What to produce –
Tell me how many lines in the data below hold the string "time", and say nothing else.

═════ Entries provided ═════

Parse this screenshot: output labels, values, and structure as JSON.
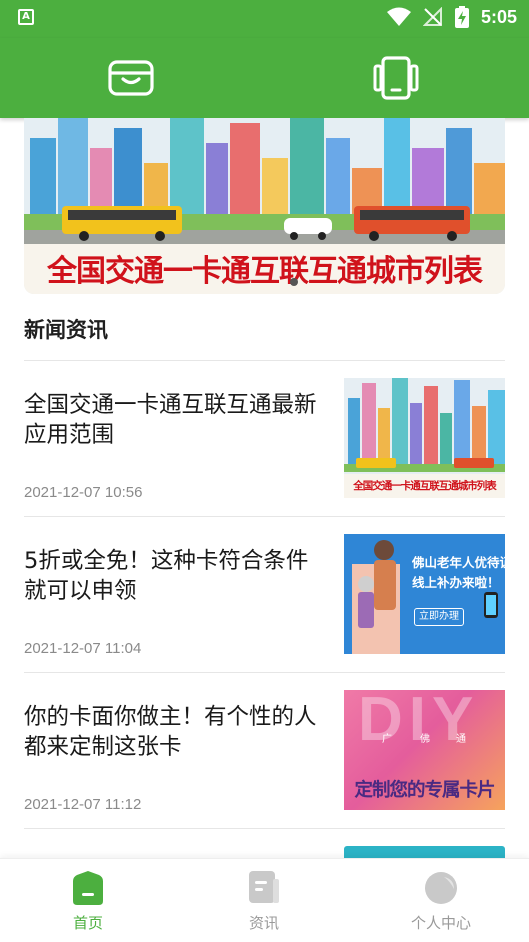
{
  "status_bar": {
    "left_badge": "A",
    "time": "5:05"
  },
  "top_bar": {
    "left_icon": "card-wallet-icon",
    "right_icon": "phone-device-icon"
  },
  "banner": {
    "caption": "全国交通一卡通互联互通城市列表"
  },
  "section": {
    "title": "新闻资讯"
  },
  "news": [
    {
      "title": "全国交通一卡通互联互通最新应用范围",
      "time": "2021-12-07 10:56",
      "thumb_caption": "全国交通一卡通互联互通城市列表"
    },
    {
      "title": "5折或全免！这种卡符合条件就可以申领",
      "time": "2021-12-07 11:04",
      "thumb_text": [
        "佛山老年人优待证",
        "线上补办来啦！"
      ],
      "thumb_button": "立即办理"
    },
    {
      "title": "你的卡面你做主！有个性的人都来定制这张卡",
      "time": "2021-12-07 11:12",
      "thumb_big": "DIY",
      "thumb_small": [
        "广",
        "佛",
        "通"
      ],
      "thumb_caption": "定制您的专属卡片"
    }
  ],
  "tabs": [
    {
      "label": "首页",
      "icon": "home-icon",
      "active": true
    },
    {
      "label": "资讯",
      "icon": "news-icon",
      "active": false
    },
    {
      "label": "个人中心",
      "icon": "profile-icon",
      "active": false
    }
  ],
  "colors": {
    "brand": "#4caf3f",
    "tab_inactive": "#9a9a9a",
    "caption_red": "#d0121b"
  }
}
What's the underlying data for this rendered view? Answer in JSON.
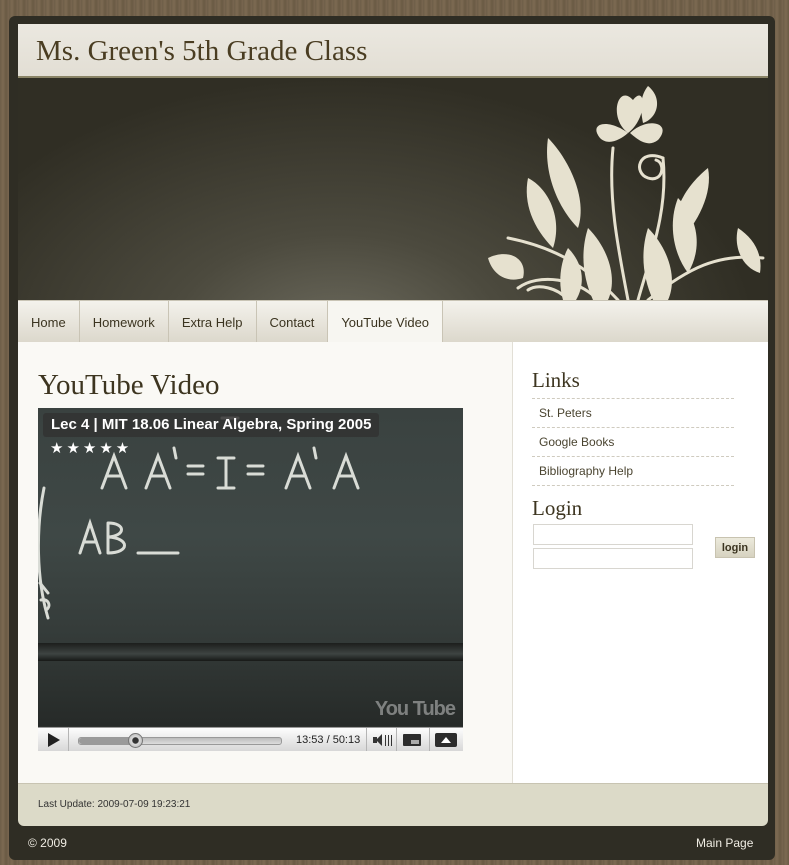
{
  "site": {
    "title": "Ms. Green's 5th Grade Class"
  },
  "nav": {
    "items": [
      {
        "label": "Home",
        "active": false
      },
      {
        "label": "Homework",
        "active": false
      },
      {
        "label": "Extra Help",
        "active": false
      },
      {
        "label": "Contact",
        "active": false
      },
      {
        "label": "YouTube Video",
        "active": true
      }
    ]
  },
  "main": {
    "heading": "YouTube Video",
    "video": {
      "title": "Lec 4 | MIT 18.06 Linear Algebra, Spring 2005",
      "rating_stars": "★★★★★",
      "time": "13:53 / 50:13",
      "progress": 0.276,
      "watermark": "You Tube"
    }
  },
  "sidebar": {
    "links_heading": "Links",
    "links": [
      "St. Peters",
      "Google Books",
      "Bibliography Help"
    ],
    "login_heading": "Login",
    "login_button": "login"
  },
  "footer": {
    "last_update": "Last Update: 2009-07-09 19:23:21",
    "copyright": "© 2009",
    "main_page": "Main Page"
  }
}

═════

Exercise response –
5